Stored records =
******************************
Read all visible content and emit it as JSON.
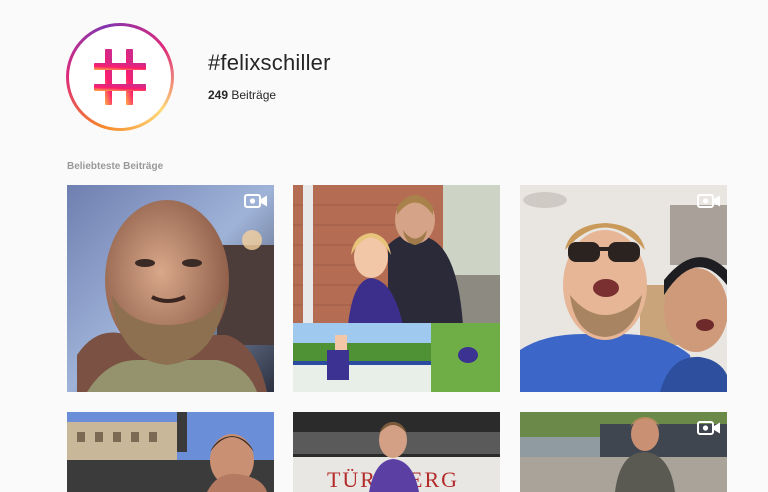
{
  "header": {
    "hashtag": "#felixschiller",
    "post_count": "249",
    "post_label": "Beiträge",
    "hashtag_icon": "hashtag-icon"
  },
  "section": {
    "label": "Beliebteste Beiträge"
  },
  "posts": [
    {
      "type": "video",
      "icon": "video-camera-icon"
    },
    {
      "type": "photo"
    },
    {
      "type": "video",
      "icon": "video-camera-icon"
    },
    {
      "type": "photo"
    },
    {
      "type": "photo",
      "visible_text": "TÜREBERG"
    },
    {
      "type": "video",
      "icon": "video-camera-icon"
    }
  ],
  "colors": {
    "gradient_start": "#feda77",
    "gradient_mid": "#dd2a7b",
    "gradient_end": "#8134af",
    "background": "#fafafa",
    "text": "#262626",
    "muted": "#999999"
  }
}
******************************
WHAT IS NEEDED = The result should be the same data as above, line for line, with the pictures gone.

YOUR RESPONSE =
Read all visible content and emit it as JSON.
{
  "header": {
    "hashtag": "#felixschiller",
    "post_count": "249",
    "post_label": "Beiträge",
    "hashtag_icon": "hashtag-icon"
  },
  "section": {
    "label": "Beliebteste Beiträge"
  },
  "posts": [
    {
      "type": "video",
      "icon": "video-camera-icon"
    },
    {
      "type": "photo"
    },
    {
      "type": "video",
      "icon": "video-camera-icon"
    },
    {
      "type": "photo"
    },
    {
      "type": "photo",
      "visible_text": "TÜREBERG"
    },
    {
      "type": "video",
      "icon": "video-camera-icon"
    }
  ],
  "colors": {
    "gradient_start": "#feda77",
    "gradient_mid": "#dd2a7b",
    "gradient_end": "#8134af",
    "background": "#fafafa",
    "text": "#262626",
    "muted": "#999999"
  }
}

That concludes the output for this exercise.